Acid rain is the result of nitrogen oxides & sulphur dioxides are released as air pollution from transport, industry and power generation. These mix with moisture in the atmosphere and are brought back to earth in the rain as sulphuric acid & nitric acid.
The acid rain often falls a significant distance away from the source of the pollution, commonly in another country.
Acid rain has several damaging effects on ecosystems. Since it falls as rain, some is intercepted by trees and it can damage/burn their leaves/needles. Some of the acid rain infiltrates into the soil layer and is taken up by plants and trees roots which can subsequently cause the trees to suffer. The acid in the water can also increase the leaching of nutrients and minerals out of the soil leaving it degraded. Acid rain can also increase the acidity of rivers and lakes which if significant enough can kill fish and plant life in them.
There are various strategies aimed at reducing the amount of acid in rainwater. Perhaps the most significant is the drive towards reducing the burning of fossil fuels. This linked with increasing the efficiency of many domestic appliances and forms of transport is reducing the pollution being released into the atmosphere in many countries. Technologies have also been created to filter out the harmful gases in the chimneys of power stations and heavy industry.
Causes & Impacts of Urban Air Pollution
Urban air pollution is caused primarily by transport and industry. The burning of fossil fuels in transportation releases a plethora of dangerous gases. We have just seen the causes and impacts of acid rain in the environment. Acid rain also damages buildings in urban areas as it corrodes buildings. Of more concern though is the impact of air pollution on human health. Many cities with high air pollution rates are recording increases in illnesses such as asthma. The European Union has brought in regulations to control air pollution levels in cities, London has so far failed to consistently meet these regulations.
Strategies to reduce such impacts.
London Congestion Charge
This is a strategy that charges a fee for vehicles to enter the central London zone. It is aimed at reducing the amount of traffic entering central London and encouraging people to use public transport or cycle. The money generated by the scheme is used to cover the costs and the remainder invested in improing public transport.

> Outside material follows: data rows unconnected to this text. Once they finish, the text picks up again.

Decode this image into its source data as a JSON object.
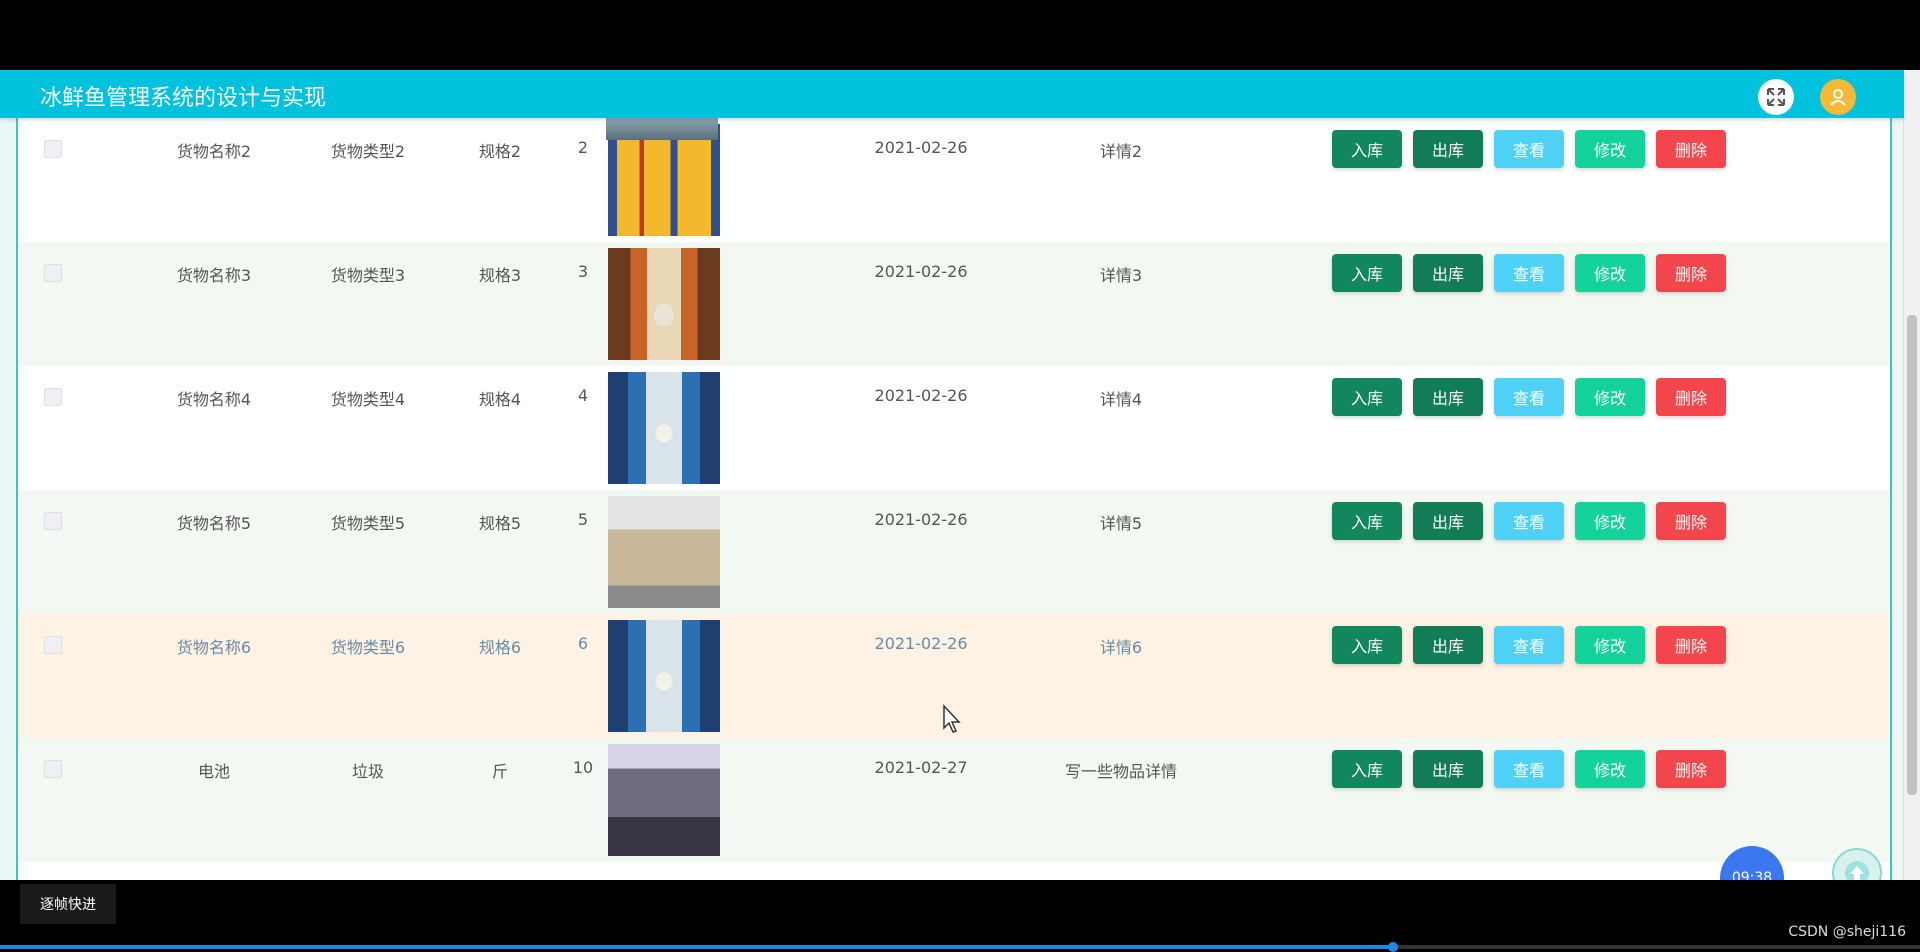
{
  "header": {
    "title": "冰鲜鱼管理系统的设计与实现"
  },
  "table": {
    "actions": {
      "in": "入库",
      "out": "出库",
      "view": "查看",
      "edit": "修改",
      "del": "删除"
    },
    "rows": [
      {
        "name": "货物名称2",
        "type": "货物类型2",
        "spec": "规格2",
        "qty": "2",
        "date": "2021-02-26",
        "detail": "详情2",
        "image": "warehouse-shelves-yellow"
      },
      {
        "name": "货物名称3",
        "type": "货物类型3",
        "spec": "规格3",
        "qty": "3",
        "date": "2021-02-26",
        "detail": "详情3",
        "image": "warehouse-aisle-orange"
      },
      {
        "name": "货物名称4",
        "type": "货物类型4",
        "spec": "规格4",
        "qty": "4",
        "date": "2021-02-26",
        "detail": "详情4",
        "image": "warehouse-aisle-blue"
      },
      {
        "name": "货物名称5",
        "type": "货物类型5",
        "spec": "规格5",
        "qty": "5",
        "date": "2021-02-26",
        "detail": "详情5",
        "image": "warehouse-boxes"
      },
      {
        "name": "货物名称6",
        "type": "货物类型6",
        "spec": "规格6",
        "qty": "6",
        "date": "2021-02-26",
        "detail": "详情6",
        "image": "warehouse-aisle-blue"
      },
      {
        "name": "电池",
        "type": "垃圾",
        "spec": "斤",
        "qty": "10",
        "date": "2021-02-27",
        "detail": "写一些物品详情",
        "image": "room-interior"
      }
    ]
  },
  "clock": {
    "text": "09:38"
  },
  "player": {
    "frame_step_label": "逐帧快进",
    "progress": 0.727
  },
  "watermark": "CSDN @sheji116",
  "colors": {
    "header": "#00c2dd",
    "btn_in": "#12875e",
    "btn_out": "#117c55",
    "btn_view": "#4fd1f5",
    "btn_edit": "#14d29a",
    "btn_del": "#f2464c"
  }
}
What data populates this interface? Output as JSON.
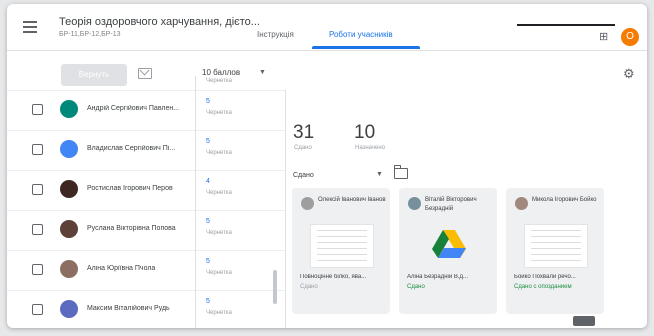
{
  "header": {
    "course_title": "Теорія оздоровчого харчування, дієто...",
    "course_sub": "БР-11,БР-12,БР-13",
    "tabs": [
      {
        "label": "Інструкція",
        "active": false
      },
      {
        "label": "Роботи учасників",
        "active": true
      }
    ],
    "avatar_letter": "О",
    "grid_icon": "apps-grid-icon",
    "accent_color": "#1a73e8",
    "avatar_color": "#f57c00"
  },
  "toolbar": {
    "return_label": "Вернуть",
    "points_value": "10 баллов",
    "mail_icon": "mail-icon",
    "settings_icon": "gear-icon"
  },
  "students": [
    {
      "name": "Андрій Сергійович Павлен...",
      "grade": "5",
      "status": "Чернетка",
      "avatar_color": "#00897b"
    },
    {
      "name": "Владислав Сергійович Пі...",
      "grade": "5",
      "status": "Чернетка",
      "avatar_color": "#4285f4"
    },
    {
      "name": "Ростислав Ігорович Перов",
      "grade": "4",
      "status": "Чернетка",
      "avatar_color": "#3e2723"
    },
    {
      "name": "Руслана Вікторівна Попова",
      "grade": "5",
      "status": "Чернетка",
      "avatar_color": "#5d4037"
    },
    {
      "name": "Аліна Юріївна Пчола",
      "grade": "5",
      "status": "Чернетка",
      "avatar_color": "#8d6e63"
    },
    {
      "name": "Максим Віталійович Рудь",
      "grade": "5",
      "status": "Чернетка",
      "avatar_color": "#5c6bc0"
    }
  ],
  "stats": [
    {
      "value": "31",
      "label": "Сдано"
    },
    {
      "value": "10",
      "label": "Назначено"
    }
  ],
  "filter": {
    "label": "Сдано"
  },
  "cards": [
    {
      "name": "Олексій Іванович Іванов",
      "file": "Повноцінне білко, ява...",
      "status": "Сдано",
      "kind": "doc",
      "avatar_color": "#9e9e9e"
    },
    {
      "name": "Віталій Вікторович Безрадній",
      "file": "Аліна Безрадній В.д...",
      "status": "Сдано",
      "kind": "drive",
      "avatar_color": "#78909c"
    },
    {
      "name": "Микола Ігорович Бойко",
      "file": "Бойко Похвали речо...",
      "status": "Сдано с опозданием",
      "kind": "doc",
      "avatar_color": "#a1887f"
    }
  ]
}
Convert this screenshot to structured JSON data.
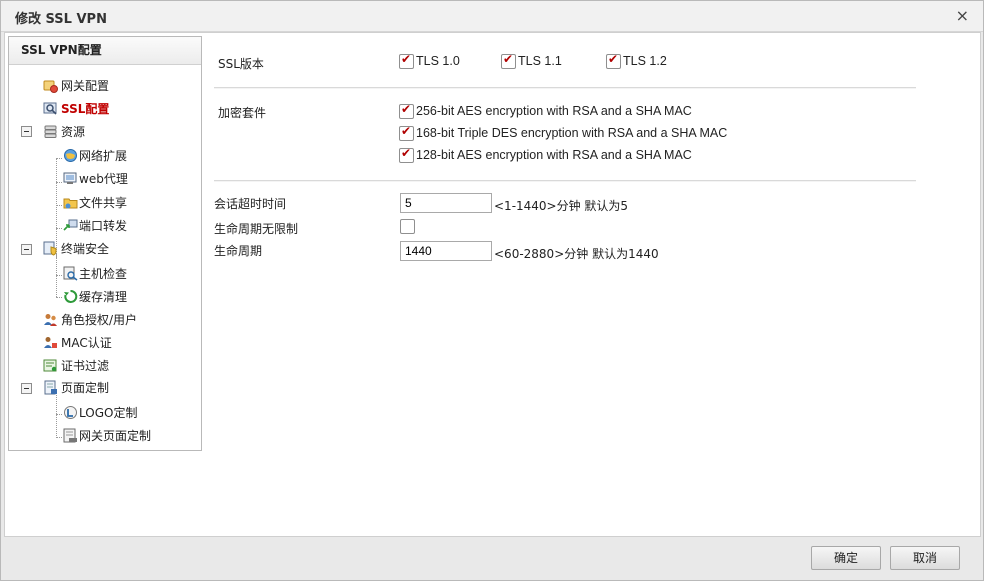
{
  "dialog": {
    "title": "修改 SSL VPN",
    "close_glyph": "×"
  },
  "tree": {
    "header": "SSL VPN配置",
    "items": [
      {
        "label": "网关配置",
        "icon": "gateway-config-icon"
      },
      {
        "label": "SSL配置",
        "icon": "ssl-config-icon",
        "selected": true
      },
      {
        "label": "资源",
        "icon": "database-icon",
        "expanded": true
      },
      {
        "label": "网络扩展",
        "icon": "network-extension-icon"
      },
      {
        "label": "web代理",
        "icon": "web-proxy-icon"
      },
      {
        "label": "文件共享",
        "icon": "folder-share-icon"
      },
      {
        "label": "端口转发",
        "icon": "port-forward-icon"
      },
      {
        "label": "终端安全",
        "icon": "terminal-security-icon",
        "expanded": true
      },
      {
        "label": "主机检查",
        "icon": "host-check-icon"
      },
      {
        "label": "缓存清理",
        "icon": "cache-clean-icon"
      },
      {
        "label": "角色授权/用户",
        "icon": "role-user-icon"
      },
      {
        "label": "MAC认证",
        "icon": "mac-auth-icon"
      },
      {
        "label": "证书过滤",
        "icon": "certificate-filter-icon"
      },
      {
        "label": "页面定制",
        "icon": "page-custom-icon",
        "expanded": true
      },
      {
        "label": "LOGO定制",
        "icon": "logo-custom-icon"
      },
      {
        "label": "网关页面定制",
        "icon": "gateway-page-icon"
      }
    ]
  },
  "form": {
    "ssl_version": {
      "label": "SSL版本",
      "options": [
        {
          "label": "TLS 1.0",
          "checked": true
        },
        {
          "label": "TLS 1.1",
          "checked": true
        },
        {
          "label": "TLS 1.2",
          "checked": true
        }
      ]
    },
    "cipher_suite": {
      "label": "加密套件",
      "options": [
        {
          "label": "256-bit AES encryption with RSA and a SHA MAC",
          "checked": true
        },
        {
          "label": "168-bit Triple DES encryption with RSA and a SHA MAC",
          "checked": true
        },
        {
          "label": "128-bit AES encryption with RSA and a SHA MAC",
          "checked": true
        }
      ]
    },
    "session_timeout": {
      "label": "会话超时时间",
      "value": "5",
      "hint": "<1-1440>分钟 默认为5"
    },
    "lifetime_unlimited": {
      "label": "生命周期无限制",
      "checked": false
    },
    "lifetime": {
      "label": "生命周期",
      "value": "1440",
      "hint": "<60-2880>分钟 默认为1440"
    }
  },
  "buttons": {
    "ok": "确定",
    "cancel": "取消"
  },
  "colors": {
    "selected_text": "#c00000",
    "check_mark": "#b00000"
  }
}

An important part of the scheme is reducing air pollution in London since it is required to meet certain standards as set by the European Union.
Water Pollution from Industrial Production and Sewage
Strategies to reduce its impact
Strategies to reduce waste sent to land fill sites
Recycling: many countries are striving to increase the level of recycling within their economies.